“There are days I pray for a no-show,” he says, laughing. Miller, a nurse practitioner, has owned the Rocky Ford Family Health Center since 2003 but has worked there since 1998.
For many years, Miller was the sole provider at the clinic, seeing as many as 125 patients a week as part of a total patient population of more than 2,000. That’s a heavy caseload for any family care provider. It’s one Miller describes as unsustainable.
But Rocky Ford has been home for nearly 20 years and he didn’t want to leave. Instead, he brought on another full-time nurse practitioner. The clinic is now open 11 hours a day most weekdays. But even with longer hours, two care providers and a declining population — the number of Rocky Ford residents has dropped by about 400 since 2000 — Miller still finds it difficult to keep up with his town’s health care needs.

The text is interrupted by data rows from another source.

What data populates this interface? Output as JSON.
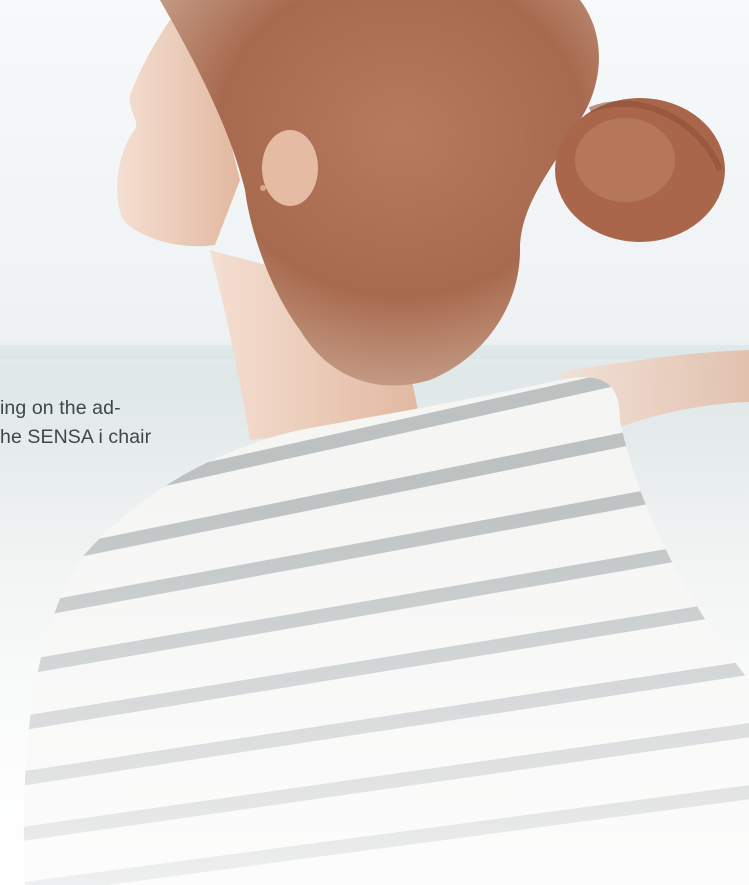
{
  "caption": {
    "line1": "ing on the ad-",
    "line2": "he SENSA i chair"
  },
  "image": {
    "subject": "woman-with-outstretched-arms-on-beach",
    "colors": {
      "sky": "#eef2f4",
      "sea": "#dfe7e8",
      "hair": "#a86a4f",
      "skin": "#e9c4ae",
      "shirt": "#f5f5f4",
      "stripe": "#8f9599",
      "text": "#3f4648"
    }
  }
}
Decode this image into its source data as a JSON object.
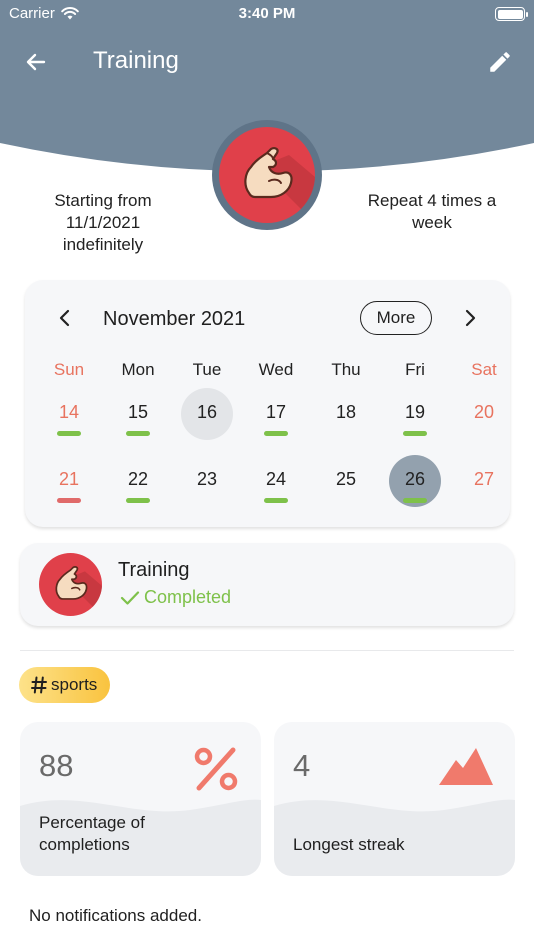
{
  "status_bar": {
    "carrier": "Carrier",
    "time": "3:40 PM"
  },
  "nav": {
    "title": "Training",
    "back_icon": "arrow-left-icon",
    "edit_icon": "pencil-icon"
  },
  "colors": {
    "header": "#73889b",
    "accent_red": "#e0404a",
    "weekend": "#e8735f",
    "done_green": "#7ec14a",
    "missed_red": "#e06a6a",
    "card_bg": "#f6f7f9"
  },
  "schedule": {
    "start": "Starting from 11/1/2021 indefinitely",
    "repeat": "Repeat 4 times a week"
  },
  "calendar": {
    "month_label": "November 2021",
    "more_label": "More",
    "weekdays": [
      "Sun",
      "Mon",
      "Tue",
      "Wed",
      "Thu",
      "Fri",
      "Sat"
    ],
    "weeks": [
      [
        {
          "day": "14",
          "mark": "green"
        },
        {
          "day": "15",
          "mark": "green"
        },
        {
          "day": "16",
          "mark": "",
          "state": "today"
        },
        {
          "day": "17",
          "mark": "green"
        },
        {
          "day": "18",
          "mark": ""
        },
        {
          "day": "19",
          "mark": "green"
        },
        {
          "day": "20",
          "mark": ""
        }
      ],
      [
        {
          "day": "21",
          "mark": "red"
        },
        {
          "day": "22",
          "mark": "green"
        },
        {
          "day": "23",
          "mark": ""
        },
        {
          "day": "24",
          "mark": "green"
        },
        {
          "day": "25",
          "mark": ""
        },
        {
          "day": "26",
          "mark": "green",
          "state": "selected"
        },
        {
          "day": "27",
          "mark": ""
        }
      ]
    ]
  },
  "habit": {
    "name": "Training",
    "status": "Completed",
    "icon": "flexed-biceps-icon"
  },
  "tag": {
    "label": "sports"
  },
  "stats": [
    {
      "value": "88",
      "label": "Percentage of completions",
      "icon": "percent-icon"
    },
    {
      "value": "4",
      "label": "Longest streak",
      "icon": "mountain-icon"
    }
  ],
  "notifications": {
    "empty_text": "No notifications added."
  }
}
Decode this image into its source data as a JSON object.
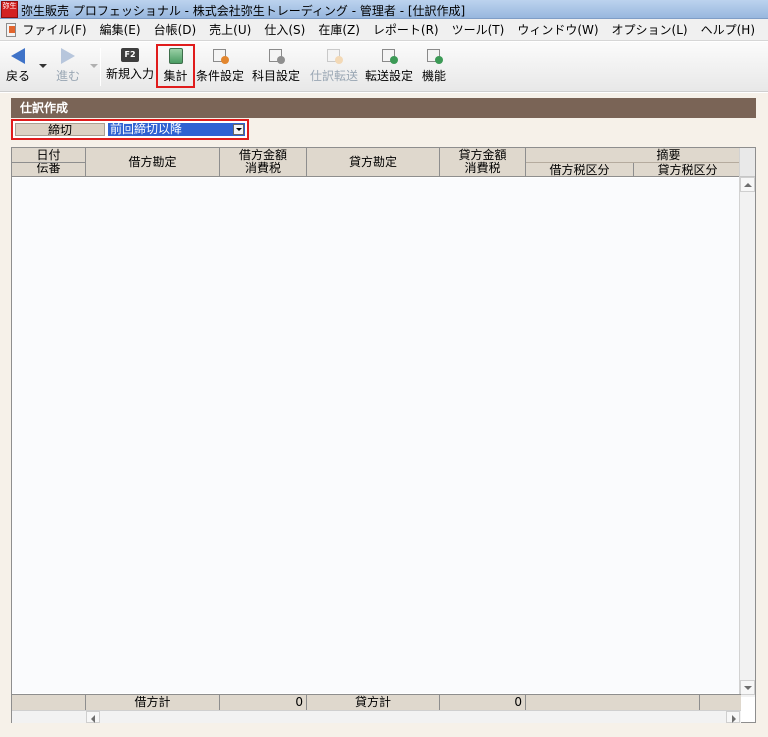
{
  "window": {
    "app_icon_text": "弥生",
    "title": "弥生販売 プロフェッショナル - 株式会社弥生トレーディング - 管理者 - [仕訳作成]"
  },
  "menu": [
    "ファイル(F)",
    "編集(E)",
    "台帳(D)",
    "売上(U)",
    "仕入(S)",
    "在庫(Z)",
    "レポート(R)",
    "ツール(T)",
    "ウィンドウ(W)",
    "オプション(L)",
    "ヘルプ(H)"
  ],
  "toolbar": {
    "back": "戻る",
    "forward": "進む",
    "f2_key": "F2",
    "new_entry": "新規入力",
    "sum": "集計",
    "conditions": "条件設定",
    "accounts": "科目設定",
    "journal_send": "仕訳転送",
    "transfer_settings": "転送設定",
    "function": "機能"
  },
  "section": {
    "title": "仕訳作成"
  },
  "filter": {
    "label": "締切",
    "value": "前回締切以降"
  },
  "grid": {
    "headers": {
      "date": "日付",
      "slip_no": "伝番",
      "debit_account": "借方勘定",
      "debit_amount": "借方金額",
      "debit_tax": "消費税",
      "credit_account": "貸方勘定",
      "credit_amount": "貸方金額",
      "credit_tax": "消費税",
      "memo": "摘要",
      "debit_tax_class": "借方税区分",
      "credit_tax_class": "貸方税区分"
    },
    "totals": {
      "debit_label": "借方計",
      "debit_value": "0",
      "credit_label": "貸方計",
      "credit_value": "0"
    }
  },
  "colors": {
    "highlight": "#e01c1c",
    "section_bar": "#7a6456",
    "select_bg": "#2f62d2",
    "panel_bg": "#f6f1e9"
  }
}
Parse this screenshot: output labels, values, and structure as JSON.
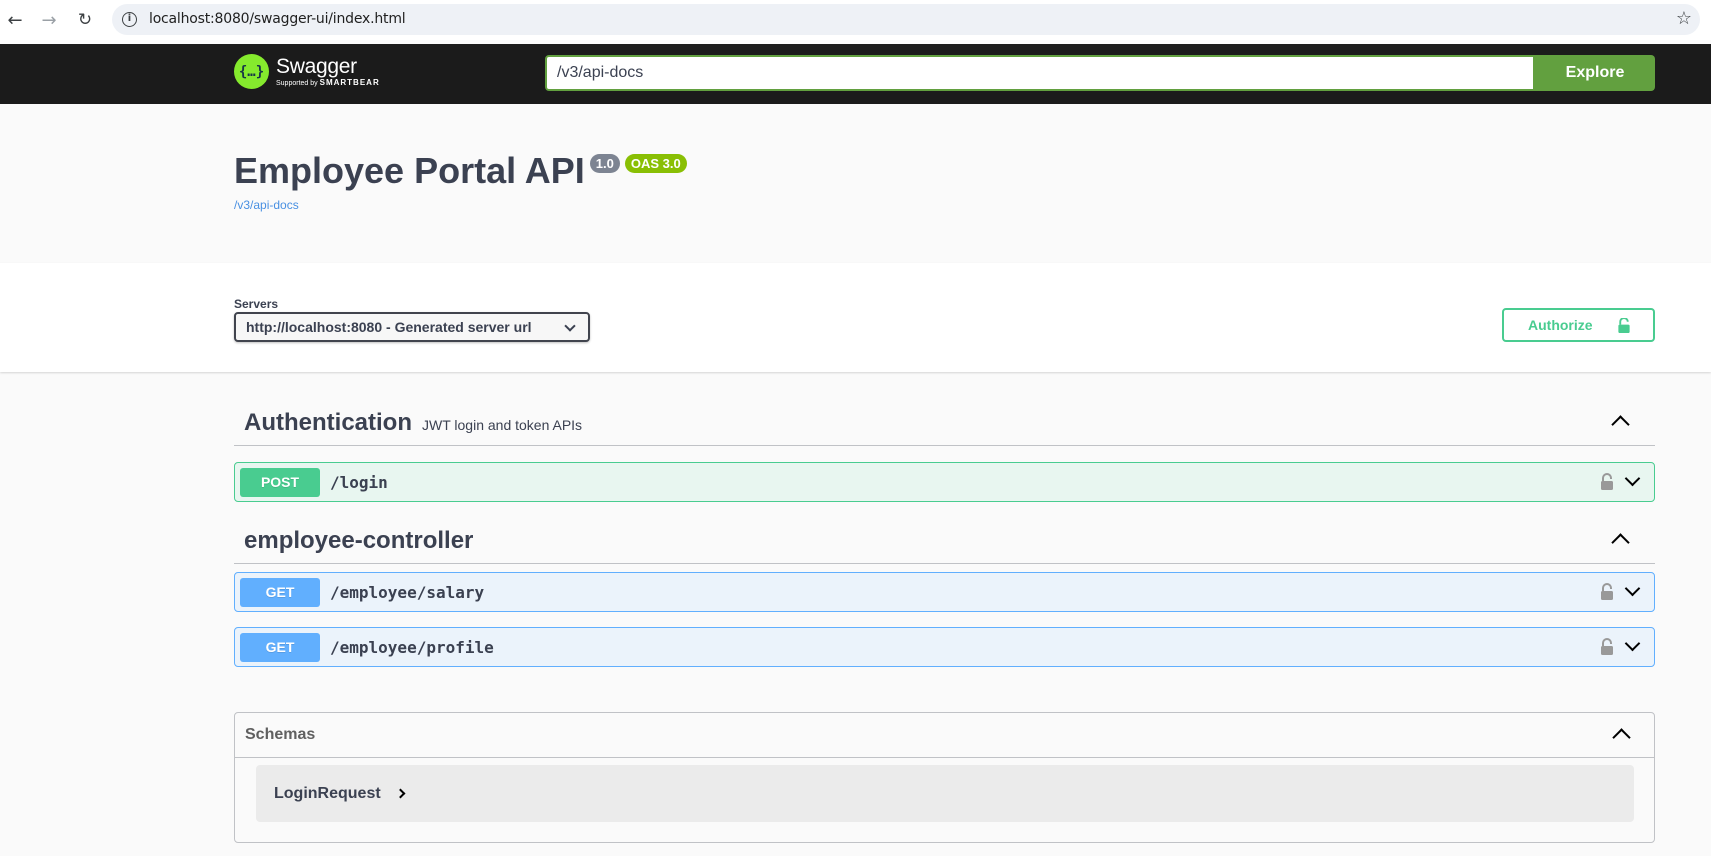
{
  "browser": {
    "url": "localhost:8080/swagger-ui/index.html"
  },
  "topbar": {
    "logo_title": "Swagger",
    "logo_sub_prefix": "Supported by",
    "logo_sub_brand": "SMARTBEAR",
    "logo_glyph": "{…}",
    "spec_url": "/v3/api-docs",
    "explore_label": "Explore"
  },
  "info": {
    "title": "Employee Portal API",
    "version": "1.0",
    "oas": "OAS 3.0",
    "spec_link": "/v3/api-docs"
  },
  "servers": {
    "label": "Servers",
    "selected": "http://localhost:8080 - Generated server url"
  },
  "authorize": {
    "label": "Authorize"
  },
  "tags": [
    {
      "name": "Authentication",
      "description": "JWT login and token APIs",
      "operations": [
        {
          "method": "POST",
          "path": "/login"
        }
      ]
    },
    {
      "name": "employee-controller",
      "description": "",
      "operations": [
        {
          "method": "GET",
          "path": "/employee/salary"
        },
        {
          "method": "GET",
          "path": "/employee/profile"
        }
      ]
    }
  ],
  "schemas": {
    "title": "Schemas",
    "items": [
      "LoginRequest"
    ]
  },
  "colors": {
    "post": "#49cc90",
    "get": "#61affe",
    "explore": "#62a03f",
    "topbar": "#1b1b1b"
  }
}
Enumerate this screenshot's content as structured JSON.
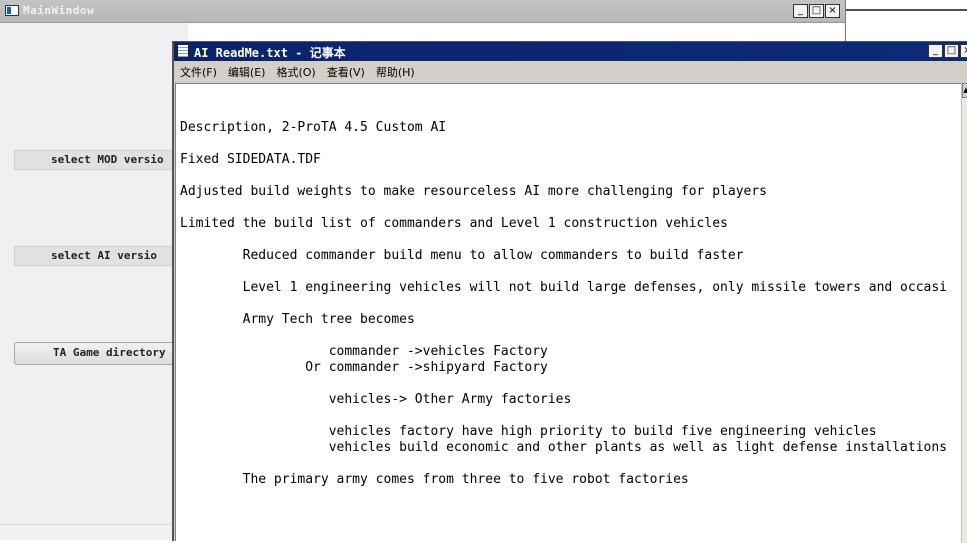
{
  "main_window": {
    "title": "MainWindow",
    "buttons": {
      "select_mod": "select MOD versio",
      "select_ai": "select AI versio",
      "ta_game_directory": "TA Game directory"
    }
  },
  "notepad": {
    "title": "AI ReadMe.txt - 记事本",
    "menu": [
      "文件(F)",
      "编辑(E)",
      "格式(O)",
      "查看(V)",
      "帮助(H)"
    ],
    "content_lines": [
      "",
      "",
      "Description, 2-ProTA 4.5 Custom AI",
      "",
      "Fixed SIDEDATA.TDF",
      "",
      "Adjusted build weights to make resourceless AI more challenging for players",
      "",
      "Limited the build list of commanders and Level 1 construction vehicles",
      "",
      "        Reduced commander build menu to allow commanders to build faster",
      "",
      "        Level 1 engineering vehicles will not build large defenses, only missile towers and occasi",
      "",
      "        Army Tech tree becomes",
      "",
      "                   commander ->vehicles Factory",
      "                Or commander ->shipyard Factory",
      "",
      "                   vehicles-> Other Army factories",
      "",
      "                   vehicles factory have high priority to build five engineering vehicles",
      "                   vehicles build economic and other plants as well as light defense installations",
      "",
      "        The primary army comes from three to five robot factories"
    ]
  },
  "caption_glyphs": {
    "minimize": "_",
    "maximize": "□",
    "close": "×"
  },
  "icons": {
    "main_window_icon": "app-window-icon",
    "notepad_icon": "notepad-icon"
  }
}
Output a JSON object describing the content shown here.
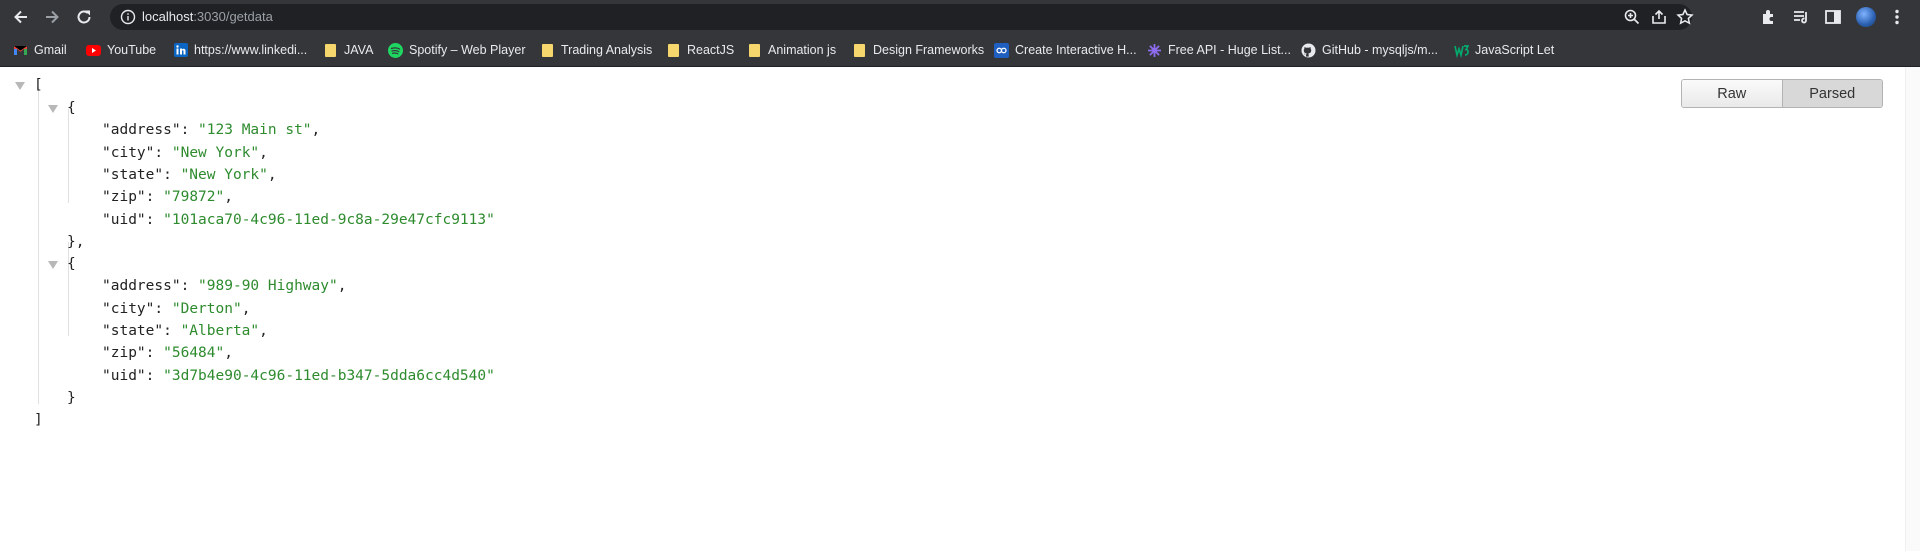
{
  "browser": {
    "url_host": "localhost",
    "url_path": ":3030/getdata",
    "icons": [
      "back-icon",
      "forward-icon",
      "reload-icon",
      "info-icon",
      "zoom-icon",
      "share-icon",
      "star-icon",
      "extensions-icon",
      "reading-list-icon",
      "side-panel-icon",
      "profile-avatar",
      "kebab-menu-icon"
    ]
  },
  "bookmarks": [
    {
      "label": "Gmail",
      "icon": "gmail-icon"
    },
    {
      "label": "YouTube",
      "icon": "youtube-icon"
    },
    {
      "label": "https://www.linkedi...",
      "icon": "linkedin-icon"
    },
    {
      "label": "JAVA",
      "icon": "folder-icon"
    },
    {
      "label": "Spotify – Web Player",
      "icon": "spotify-icon"
    },
    {
      "label": "Trading Analysis",
      "icon": "folder-icon"
    },
    {
      "label": "ReactJS",
      "icon": "folder-icon"
    },
    {
      "label": "Animation js",
      "icon": "folder-icon"
    },
    {
      "label": "Design Frameworks",
      "icon": "folder-icon"
    },
    {
      "label": "Create Interactive H...",
      "icon": "codepen-icon"
    },
    {
      "label": "Free API - Huge List...",
      "icon": "asterisk-icon"
    },
    {
      "label": "GitHub - mysqljs/m...",
      "icon": "github-icon"
    },
    {
      "label": "JavaScript Let",
      "icon": "w3-icon"
    }
  ],
  "viewer": {
    "raw_label": "Raw",
    "parsed_label": "Parsed",
    "open_bracket": "[",
    "close_bracket": "]",
    "open_brace": "{",
    "close_brace_comma": "},",
    "close_brace": "}",
    "records": [
      {
        "fields": [
          {
            "key": "\"address\"",
            "value": "\"123 Main st\"",
            "sep": ","
          },
          {
            "key": "\"city\"",
            "value": "\"New York\"",
            "sep": ","
          },
          {
            "key": "\"state\"",
            "value": "\"New York\"",
            "sep": ","
          },
          {
            "key": "\"zip\"",
            "value": "\"79872\"",
            "sep": ","
          },
          {
            "key": "\"uid\"",
            "value": "\"101aca70-4c96-11ed-9c8a-29e47cfc9113\"",
            "sep": ""
          }
        ]
      },
      {
        "fields": [
          {
            "key": "\"address\"",
            "value": "\"989-90 Highway\"",
            "sep": ","
          },
          {
            "key": "\"city\"",
            "value": "\"Derton\"",
            "sep": ","
          },
          {
            "key": "\"state\"",
            "value": "\"Alberta\"",
            "sep": ","
          },
          {
            "key": "\"zip\"",
            "value": "\"56484\"",
            "sep": ","
          },
          {
            "key": "\"uid\"",
            "value": "\"3d7b4e90-4c96-11ed-b347-5dda6cc4d540\"",
            "sep": ""
          }
        ]
      }
    ]
  }
}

Though it’s a private clinic, nearly three of four patients are Medicaid clients, not surprising in a town with a median income of about $26,000, more than $33,000 below the statewide median income. Only 75 percent of residents have a high school diploma compared with 90 percent statewide.
And many patients experience health challenges such as diabetes, hypertension and depression, a reflection of those socioeconomic factors. Still, skipped appointments are not uncommon in Rocky Ford. “You know, life gets in the way for so many people,” says Miller. “And the lower you are on the economic scale, the easier it is for life to get in the way of appointments.”
Miller, already a bit of a pioneer with his nurse practitioner-owned practice, is experimenting with new ways to better care for his patients. He won a State Innovation Model (SIM) grant to integrate behavioral health care into his clinic. A counselor from Southeast Health Group now sees patients during their primary care visits. While this partnership just began last month, Miller has a simple goal.
“My hope is that people would just be able to deal with life better.” SIM and other projects offer exciting opportunities for the Rocky Ford Family Health Center.
But at the end of the day, it’s Miller’s deep commitment to his community, his understanding of challenges outside of health care and his can-do spirit that is moving the needle.